17 March 1909 – 1998
Samuel Findlay Clark Portrait.jpg
Place of birth Winnipeg Manitoba
Allegiance Canada
Service/branch Canadian Army
Years of service 1933 – 1961
Rank Lieutenant General
Commands held Chief of the General Staff
Awards CBE
Canadian Forces Decoration
Lieutenant-General Samuel Findlay Clark, (1909 – 1998) Order of the British CBE, CD was a Canadian soldier and Chief of the General Staff, the head of the Canadian Army, from 1958 until 1961.[1]


Clark received his early education in Winnipeg[2] and attended the University of Manitoba, graduating with a degree in electrical engineering (BSc EE) in 1932.[3] He subsequently attended the University of Saskatchewan to obtain a degree in mechanical engineering (BSc ME) in 1933.[3]


He enrolled in the Canadian Army in 1933, joining the Royal Canadian Corps of Signals as a Lieutenant.[3]

In 1938, he was promoted to Captain and posted to the Royal Military College of Canada (RMC) as an associate professor of electrical and mechanical engineering.[3] At the time, Harry Crerar was the RMC Commandant and Guy Simonds was the commander of a cadet company.[3] He was appointed Adjutant of the I Canadian Corps Signals.[3]

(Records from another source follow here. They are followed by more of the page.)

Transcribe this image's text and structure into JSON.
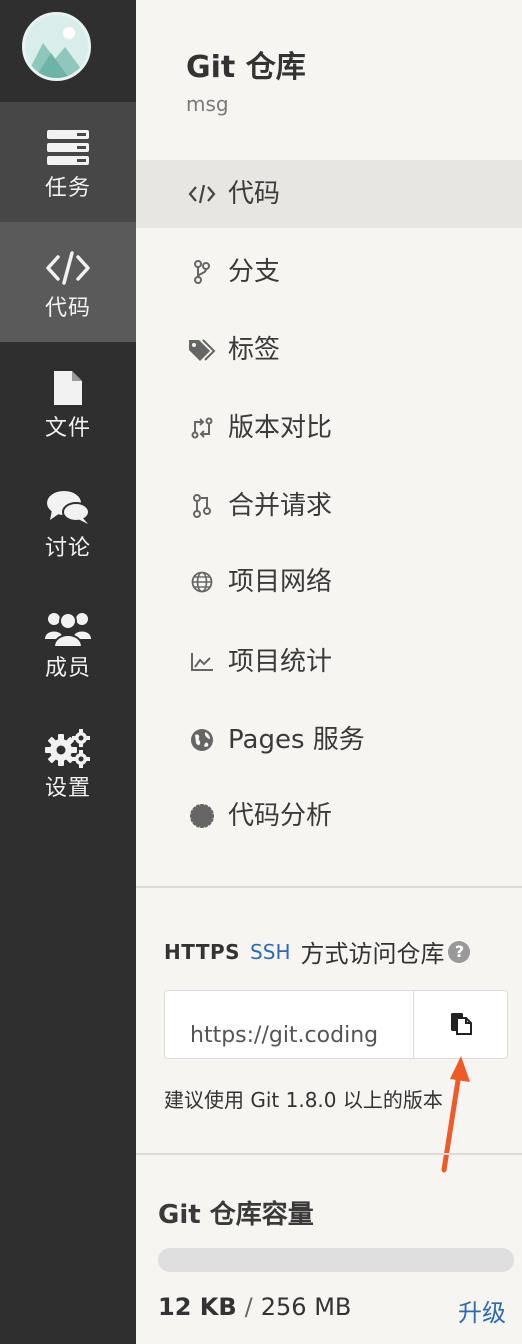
{
  "sidebar": {
    "items": [
      {
        "name": "tasks",
        "label": "任务",
        "icon": "list-icon"
      },
      {
        "name": "code",
        "label": "代码",
        "icon": "code-icon"
      },
      {
        "name": "files",
        "label": "文件",
        "icon": "file-icon"
      },
      {
        "name": "discuss",
        "label": "讨论",
        "icon": "chat-icon"
      },
      {
        "name": "members",
        "label": "成员",
        "icon": "users-icon"
      },
      {
        "name": "settings",
        "label": "设置",
        "icon": "gears-icon"
      }
    ],
    "active": "code"
  },
  "repo": {
    "title": "Git 仓库",
    "subtitle": "msg"
  },
  "menu": {
    "items": [
      {
        "label": "代码",
        "icon": "code-icon"
      },
      {
        "label": "分支",
        "icon": "branch-icon"
      },
      {
        "label": "标签",
        "icon": "tags-icon"
      },
      {
        "label": "版本对比",
        "icon": "compare-icon"
      },
      {
        "label": "合并请求",
        "icon": "merge-request-icon"
      },
      {
        "label": "项目网络",
        "icon": "globe-icon"
      },
      {
        "label": "项目统计",
        "icon": "chart-icon"
      },
      {
        "label": "Pages 服务",
        "icon": "earth-icon"
      },
      {
        "label": "代码分析",
        "icon": "gear-badge-icon"
      }
    ],
    "active": "代码"
  },
  "access": {
    "https_label": "HTTPS",
    "ssh_label": "SSH",
    "text": "方式访问仓库",
    "help": "?",
    "url_value": "https://git.coding",
    "tip": "建议使用 Git 1.8.0 以上的版本"
  },
  "capacity": {
    "title": "Git 仓库容量",
    "used": "12 KB",
    "separator": "/",
    "total": "256 MB",
    "fraction": 5e-05,
    "upgrade": "升级"
  },
  "colors": {
    "sidebar_bg": "#2f2f2f",
    "link": "#2e6ab3",
    "arrow": "#f05a28"
  }
}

He served in the Second World War, initially as Commanding Officer of 5th Canadian Armoured Divisional Signals Regiment, and from 1942 as a General Staff Officer at Canadian Military Headquarters in London.[3] In 1943 he was made Chief Signals Officer at the Headquarters of II Canadian Corps and served in North West Europe.[3]

In 1945 he became Deputy Chief of the General Staff in Ottawa before becoming a member of the Military Committee of the Western European Union and then of NATO.[3] He became Quartermaster-General of the Canadian Army in 1951 and General Officer Commanding Central Command at Oakville, Ontario, in 1955.[3] He was appointed Chief of the General Staff in 1958.[3]

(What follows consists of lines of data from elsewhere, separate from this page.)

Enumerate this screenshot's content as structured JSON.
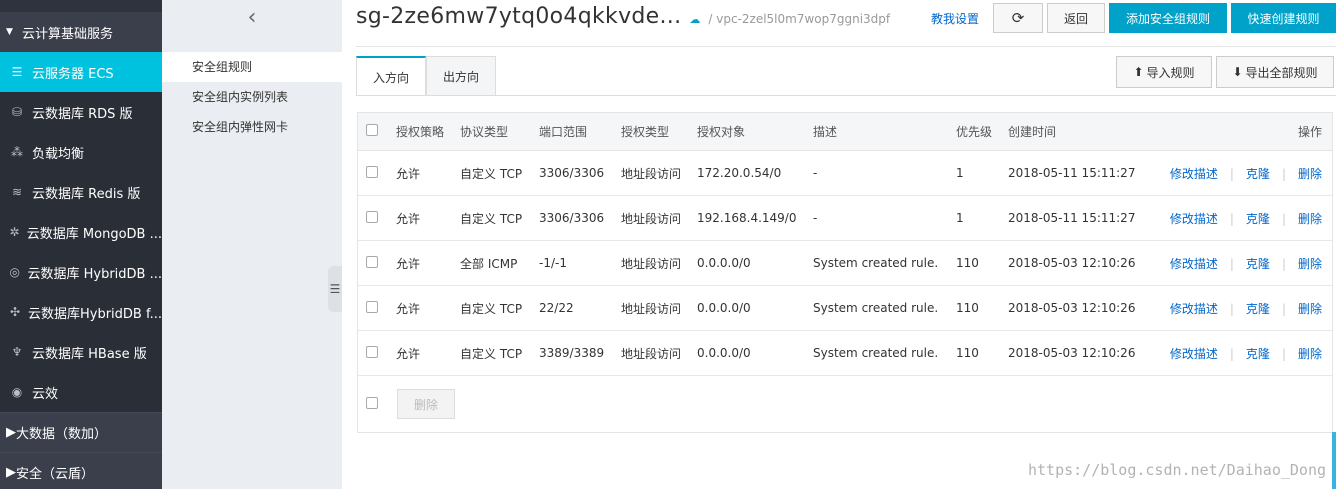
{
  "sidebar": {
    "groups": [
      {
        "label": "云计算基础服务"
      },
      {
        "label": "大数据（数加）"
      },
      {
        "label": "安全（云盾）"
      }
    ],
    "items": [
      {
        "label": "云服务器 ECS",
        "icon": "server-icon"
      },
      {
        "label": "云数据库 RDS 版",
        "icon": "database-icon"
      },
      {
        "label": "负载均衡",
        "icon": "load-balancer-icon"
      },
      {
        "label": "云数据库 Redis 版",
        "icon": "redis-icon"
      },
      {
        "label": "云数据库 MongoDB ...",
        "icon": "mongodb-icon"
      },
      {
        "label": "云数据库 HybridDB ...",
        "icon": "hybriddb-icon"
      },
      {
        "label": "云数据库HybridDB f...",
        "icon": "hybriddb-f-icon"
      },
      {
        "label": "云数据库 HBase 版",
        "icon": "hbase-icon"
      },
      {
        "label": "云效",
        "icon": "yunxiao-icon"
      }
    ]
  },
  "subnav": {
    "items": [
      "安全组规则",
      "安全组内实例列表",
      "安全组内弹性网卡"
    ]
  },
  "header": {
    "title": "sg-2ze6mw7ytq0o4qkkvde...",
    "subtitle": "/ vpc-2zel5l0m7wop7ggni3dpf",
    "tutorial": "教我设置",
    "refresh_icon": "refresh-icon",
    "back": "返回",
    "add_rule": "添加安全组规则",
    "quick_rule": "快速创建规则"
  },
  "tabs": [
    "入方向",
    "出方向"
  ],
  "tab_actions": {
    "import": "导入规则",
    "export": "导出全部规则"
  },
  "table": {
    "columns": [
      "授权策略",
      "协议类型",
      "端口范围",
      "授权类型",
      "授权对象",
      "描述",
      "优先级",
      "创建时间",
      "操作"
    ],
    "rows": [
      {
        "policy": "允许",
        "protocol": "自定义 TCP",
        "port": "3306/3306",
        "auth_type": "地址段访问",
        "object": "172.20.0.54/0",
        "desc": "-",
        "priority": "1",
        "time": "2018-05-11 15:11:27"
      },
      {
        "policy": "允许",
        "protocol": "自定义 TCP",
        "port": "3306/3306",
        "auth_type": "地址段访问",
        "object": "192.168.4.149/0",
        "desc": "-",
        "priority": "1",
        "time": "2018-05-11 15:11:27"
      },
      {
        "policy": "允许",
        "protocol": "全部 ICMP",
        "port": "-1/-1",
        "auth_type": "地址段访问",
        "object": "0.0.0.0/0",
        "desc": "System created rule.",
        "priority": "110",
        "time": "2018-05-03 12:10:26"
      },
      {
        "policy": "允许",
        "protocol": "自定义 TCP",
        "port": "22/22",
        "auth_type": "地址段访问",
        "object": "0.0.0.0/0",
        "desc": "System created rule.",
        "priority": "110",
        "time": "2018-05-03 12:10:26"
      },
      {
        "policy": "允许",
        "protocol": "自定义 TCP",
        "port": "3389/3389",
        "auth_type": "地址段访问",
        "object": "0.0.0.0/0",
        "desc": "System created rule.",
        "priority": "110",
        "time": "2018-05-03 12:10:26"
      }
    ],
    "ops": {
      "edit": "修改描述",
      "clone": "克隆",
      "delete": "删除"
    },
    "footer_delete": "删除"
  },
  "watermark": "https://blog.csdn.net/Daihao_Dong",
  "colors": {
    "accent": "#00a2ca",
    "sidebar_active": "#00c1de",
    "link": "#0066cc"
  }
}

He retired in 1961.


From 1 October 1968 until 24 March 1973, Clark served as Colonel Commandant of the new Communications and Electronics Branch.[4] He died in 1998.[5]

Related Items

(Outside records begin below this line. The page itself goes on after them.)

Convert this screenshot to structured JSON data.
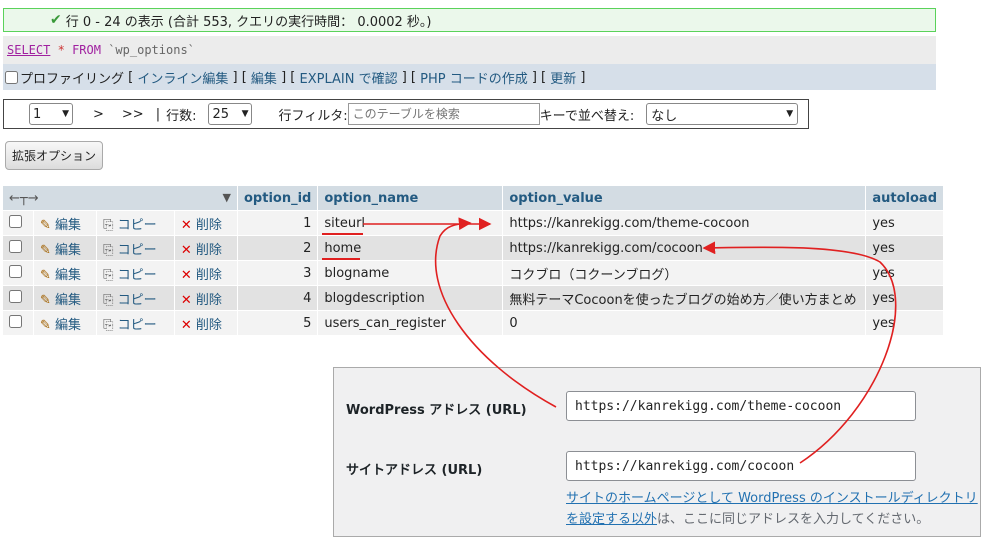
{
  "success_message": "行 0 - 24 の表示 (合計 553, クエリの実行時間： 0.0002 秒。)",
  "sql": {
    "select": "SELECT",
    "star": "*",
    "from": "FROM",
    "table": "`wp_options`"
  },
  "toolbar": {
    "profiling": "プロファイリング",
    "inline_edit": "インライン編集",
    "edit": "編集",
    "explain": "EXPLAIN で確認",
    "php_code": "PHP コードの作成",
    "refresh": "更新"
  },
  "nav": {
    "page_value": "1",
    "next": ">",
    "last": ">>",
    "rows_label": "行数:",
    "rows_value": "25",
    "filter_label": "行フィルタ:",
    "filter_placeholder": "このテーブルを検索",
    "sort_label": "キーで並べ替え:",
    "sort_value": "なし"
  },
  "extended_options": "拡張オプション",
  "table": {
    "columns": [
      "option_id",
      "option_name",
      "option_value",
      "autoload"
    ],
    "actions": {
      "edit": "編集",
      "copy": "コピー",
      "delete": "削除"
    },
    "rows": [
      {
        "id": "1",
        "name": "siteurl",
        "value": "https://kanrekigg.com/theme-cocoon",
        "autoload": "yes"
      },
      {
        "id": "2",
        "name": "home",
        "value": "https://kanrekigg.com/cocoon",
        "autoload": "yes"
      },
      {
        "id": "3",
        "name": "blogname",
        "value": "コクブロ（コクーンブログ）",
        "autoload": "yes"
      },
      {
        "id": "4",
        "name": "blogdescription",
        "value": "無料テーマCocoonを使ったブログの始め方／使い方まとめ",
        "autoload": "yes"
      },
      {
        "id": "5",
        "name": "users_can_register",
        "value": "0",
        "autoload": "yes"
      }
    ]
  },
  "wp_settings": {
    "wp_address_label": "WordPress アドレス (URL)",
    "wp_address_value": "https://kanrekigg.com/theme-cocoon",
    "site_address_label": "サイトアドレス (URL)",
    "site_address_value": "https://kanrekigg.com/cocoon",
    "help_link_1": "サイトのホームページとして WordPress のインストールディレクトリ",
    "help_link_2": "を設定する以外",
    "help_rest": "は、ここに同じアドレスを入力してください。"
  },
  "colors": {
    "annotation_red": "#e02020",
    "header_bg": "#d3dce3",
    "link": "#235a81"
  }
}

  1. With material from Wikipedia
  2. Who's who in Canada, Volume 58 edited by Charles Whately Parker, Barnet M. Greene
  3. 3.00 3.01 3.02 3.03 3.04 3.05 3.06 3.07 3.08 3.09 3.10 Robert Engen, "Army Biography," Canadian Army Journal, Volume 11, No.2, Summer 2008 (pp. 93-95).
  4. 90 Years and Counting (Chapter 6)
  5. From a speech given by Dr. R.H. Roy about the Lieutenant-General S. F. Clark, CBE CD Scholarship University of Victoria